JONESBORO, AR (KAIT)- In the last week a study by the Commonwealth Fund found Arkansas to be the 44th lowest state when it came to children's healthcare; a ranking that speaks loudly to the needs of a state strapped for cash.
"We are usually in the lower rankings because of our poverty levels and some of the access issues that children have in being able to secure good services," said Amy Rossi of Arkansas Center for Health Improvement.
Parents say they are not necessarily surprised by Arkansas ranking, but they do say if this is a problem, it's one the state needs to get ahold of and get corrected quickly.
"I don't think it's good. I think the kids deserve better healthcare. I don't like that, being 44th," said Sylvia West, a mother of four.
But is Arkansas' ranking really that big of a shock?
"I don't know. It don't surprise me. It seems our state don't seem to care that much about education or healthcare," said mother Rebecca Brooks.
But according to pediatricians like Doctor Lowery Beck of the Apache Children's Clinic, Arkansas has made some progress.
"We've still got a ways to go. Ten years ago, in these kind of studies, we would have been 49th. So, we are making some progress with this study, but still we obviously want to keep moving up," said Dr. Beck.
He says there are four main areas where the state needs to make improvements.
He notes up to date immunizations, childhood injury prevention, childhood obesity, and dental hygeine are at the top of that list.
However, according to the Arkansas Center for Health Improvement, those things are being worked on and progress is slowly leading to a healthier arkansas.
"I believe we are making strong strides in progress towards having all of our children achieve better health," said Rossi.
And that's a goal that hopefully will move arkansas forward into a healthy future.

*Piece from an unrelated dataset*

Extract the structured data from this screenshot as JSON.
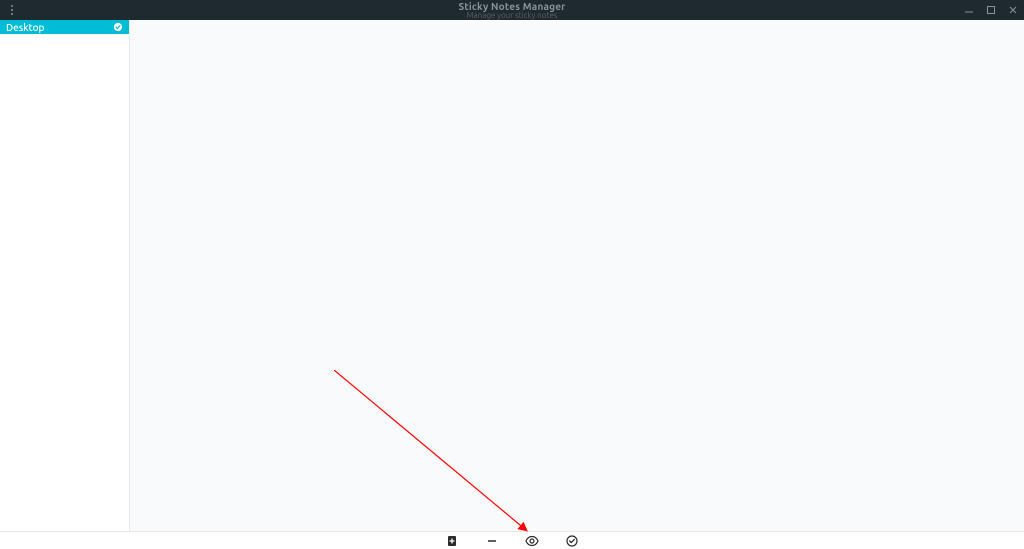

And while we may be ranked in the worst of overall healthcare for children, Arkansas is marked as the most affordable state for healthcare in the country. That's thanks to our ARKids First insurance program.

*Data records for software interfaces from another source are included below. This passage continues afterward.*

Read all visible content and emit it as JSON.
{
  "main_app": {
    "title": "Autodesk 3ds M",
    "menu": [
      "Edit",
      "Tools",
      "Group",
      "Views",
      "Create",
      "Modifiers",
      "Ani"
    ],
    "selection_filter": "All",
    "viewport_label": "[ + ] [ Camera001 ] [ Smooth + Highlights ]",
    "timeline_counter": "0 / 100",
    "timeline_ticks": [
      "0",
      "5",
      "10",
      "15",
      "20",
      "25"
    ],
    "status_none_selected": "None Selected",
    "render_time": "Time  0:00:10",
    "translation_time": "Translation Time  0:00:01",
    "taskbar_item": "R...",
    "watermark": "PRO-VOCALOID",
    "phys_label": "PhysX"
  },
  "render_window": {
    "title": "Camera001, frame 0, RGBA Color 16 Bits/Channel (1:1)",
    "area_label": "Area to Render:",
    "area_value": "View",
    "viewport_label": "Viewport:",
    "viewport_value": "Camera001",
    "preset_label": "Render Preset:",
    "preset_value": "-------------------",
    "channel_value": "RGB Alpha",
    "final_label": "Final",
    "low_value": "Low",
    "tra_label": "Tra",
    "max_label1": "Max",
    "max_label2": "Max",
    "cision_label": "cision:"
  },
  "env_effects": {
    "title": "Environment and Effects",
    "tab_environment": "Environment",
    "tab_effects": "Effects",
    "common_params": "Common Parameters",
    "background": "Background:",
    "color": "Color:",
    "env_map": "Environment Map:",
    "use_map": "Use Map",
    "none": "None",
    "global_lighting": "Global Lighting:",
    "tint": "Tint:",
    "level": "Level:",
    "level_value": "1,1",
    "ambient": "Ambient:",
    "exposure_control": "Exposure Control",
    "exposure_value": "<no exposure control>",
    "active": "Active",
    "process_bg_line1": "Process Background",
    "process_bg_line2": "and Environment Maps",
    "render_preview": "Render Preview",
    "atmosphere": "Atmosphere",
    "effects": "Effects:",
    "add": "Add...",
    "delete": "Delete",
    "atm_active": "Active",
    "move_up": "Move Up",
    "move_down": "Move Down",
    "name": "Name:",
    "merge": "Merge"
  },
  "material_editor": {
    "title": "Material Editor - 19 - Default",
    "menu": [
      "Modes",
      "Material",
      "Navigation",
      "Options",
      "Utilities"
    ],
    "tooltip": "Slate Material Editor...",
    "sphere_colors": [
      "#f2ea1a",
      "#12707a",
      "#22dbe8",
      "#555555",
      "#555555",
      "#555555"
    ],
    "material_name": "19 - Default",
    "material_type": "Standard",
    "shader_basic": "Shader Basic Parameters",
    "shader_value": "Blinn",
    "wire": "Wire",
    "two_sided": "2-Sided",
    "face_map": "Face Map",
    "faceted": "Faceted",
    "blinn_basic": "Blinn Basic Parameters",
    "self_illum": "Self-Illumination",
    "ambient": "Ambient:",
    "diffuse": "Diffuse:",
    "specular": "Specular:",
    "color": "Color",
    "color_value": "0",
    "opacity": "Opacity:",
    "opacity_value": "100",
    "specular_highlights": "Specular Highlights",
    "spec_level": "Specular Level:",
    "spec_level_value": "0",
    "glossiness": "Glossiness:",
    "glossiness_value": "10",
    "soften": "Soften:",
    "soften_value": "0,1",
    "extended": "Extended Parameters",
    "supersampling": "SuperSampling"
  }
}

The overall study ranked Iowa as first in the overall terms of children's healthcare, while Oklahoma took the bottom spot ranking 51st.